While the timing of such news is never good, it does provide a call for action for the Los Angeles County Bicycle Coalition, whose Neighborhood Bicycle Ambassador Committee for the Westside has its regularly scheduled meeting tonight (details at the bottom of the post.)
NYCDOT Commissioner Janette Sadik-Khan likes to remark that projects that are aimed to improve mobility for all road users should be first explained as safety projects. After all, who can argue against safety?
Apparently, the Westwood South of Santa Monica Homeowners Group can.
In her eloquent and well researched series (part I, part II) on bicycle safety on Westwood Boulevard, Calla Weimer shows that the stretch of Westwood Boulevard where the lanes are proposed are among the most dangerous blocks to bicycle in the city.
“Cyclist Endangerment I” reported data on the number of collisions involving cyclists by year for the WSSM stretch of Westwood Blvd. In 2011, six collisions resulted in police reports for this six block stretch of roadway. A WSSM Board member responded to this information as follows (8 Oct 2013, e-mail):
“I personally think the raw number isn’t very meaningful. Some may see it as low, some may see it as high. I don’t think there’s enough context to interpret the value …”
After providing context, Weimer digs deeper to use more data to show the highly dangerous situation on Westwood right now.
Skeptics might still counter that the six collisions in 2011 were a statistical aberration. Such a short stretch of roadway is subject to a high degree of variability in collision rates from year to year, after all. But even if we take the average number of cyclist collisions over the three year period 2009-2011 to represent the statistically expected number of collisions in 2011, the count still comes to four.
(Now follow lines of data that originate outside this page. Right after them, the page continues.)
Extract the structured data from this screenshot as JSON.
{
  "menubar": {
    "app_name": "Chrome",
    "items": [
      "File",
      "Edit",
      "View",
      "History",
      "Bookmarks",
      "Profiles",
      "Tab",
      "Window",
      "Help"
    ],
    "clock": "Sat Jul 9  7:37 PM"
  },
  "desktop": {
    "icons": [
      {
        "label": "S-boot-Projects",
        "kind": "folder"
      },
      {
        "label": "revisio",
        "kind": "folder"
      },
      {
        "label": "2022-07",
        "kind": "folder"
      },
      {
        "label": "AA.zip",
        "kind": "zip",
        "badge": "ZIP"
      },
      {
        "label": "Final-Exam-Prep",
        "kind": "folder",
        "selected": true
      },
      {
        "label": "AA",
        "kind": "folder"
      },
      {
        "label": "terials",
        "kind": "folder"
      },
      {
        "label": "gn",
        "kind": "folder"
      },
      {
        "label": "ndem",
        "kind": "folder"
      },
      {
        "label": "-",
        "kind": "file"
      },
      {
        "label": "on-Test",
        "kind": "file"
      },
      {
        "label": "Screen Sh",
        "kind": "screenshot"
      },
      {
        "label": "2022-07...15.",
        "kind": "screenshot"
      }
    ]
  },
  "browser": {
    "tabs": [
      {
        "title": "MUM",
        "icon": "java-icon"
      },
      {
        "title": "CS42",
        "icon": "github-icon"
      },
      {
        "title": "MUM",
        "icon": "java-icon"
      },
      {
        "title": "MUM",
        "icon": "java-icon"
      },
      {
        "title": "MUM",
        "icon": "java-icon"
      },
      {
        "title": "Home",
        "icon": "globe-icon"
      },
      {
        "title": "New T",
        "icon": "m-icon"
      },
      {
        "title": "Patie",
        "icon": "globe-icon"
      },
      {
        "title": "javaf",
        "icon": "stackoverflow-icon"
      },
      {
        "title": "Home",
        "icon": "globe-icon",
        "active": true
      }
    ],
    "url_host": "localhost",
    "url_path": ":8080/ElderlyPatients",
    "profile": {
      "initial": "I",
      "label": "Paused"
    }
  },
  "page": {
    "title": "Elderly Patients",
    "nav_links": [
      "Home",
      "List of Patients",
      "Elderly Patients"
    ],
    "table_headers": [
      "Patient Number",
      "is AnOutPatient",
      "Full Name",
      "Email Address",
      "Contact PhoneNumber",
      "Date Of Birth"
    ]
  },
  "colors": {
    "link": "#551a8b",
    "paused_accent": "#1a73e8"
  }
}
On a per mile basis, that number yields cyclist collisions for the WSSM stretch of Westwood Blvd at a rate 21 times higher than for LA County as a whole and a share of cyclist collisions relative to all collisions at a rate 3.2 times higher.
But this homeowners group doesn’t just write the write against better information on bicycle safety, they also call the cops. The following email was sent, without irony or shame, from the homeowners group to residents earlier this month.
Westwood South of Santa Monica Homeowners’ Association (WSSM)
Many residents were disturbed by a person with a backpack and a bicycle, seated on the curb at Prosser and La Grange all day and evening. It was especially unnerving after reports of two young men on bikes casing homes in our area. It turns out that a Bike Group at UCLA assigned people to count bikes at that corner without the most basic courtesy of notifying residents or the HOA or the Council office. Police resources were unnecessarily wasted, and residents were unnecessarily upset.
That’s right, if you’re doing bicycle counts don’t forget to call the Homeowners Association, the City Council Office, and the police to make sure you don’t upset someone vigorously clutching their pearls.
These are the people Paul Koretz is listening to. Studies, road conditions and safety be damned.
LACBC Neighborhood Bike Ambassador meeting for West Los Angeles
We hope to meet you all at our next meeting, which is
When:Thursday, November 14 at 6:30 pm.
Where: UCLA – Public Affairs Building – Faculty Lounge (Room 5391)
337 Charles E. Young Dr. East (near Wyton and Hilgard).Please RSVP to firstname.lastname@example.org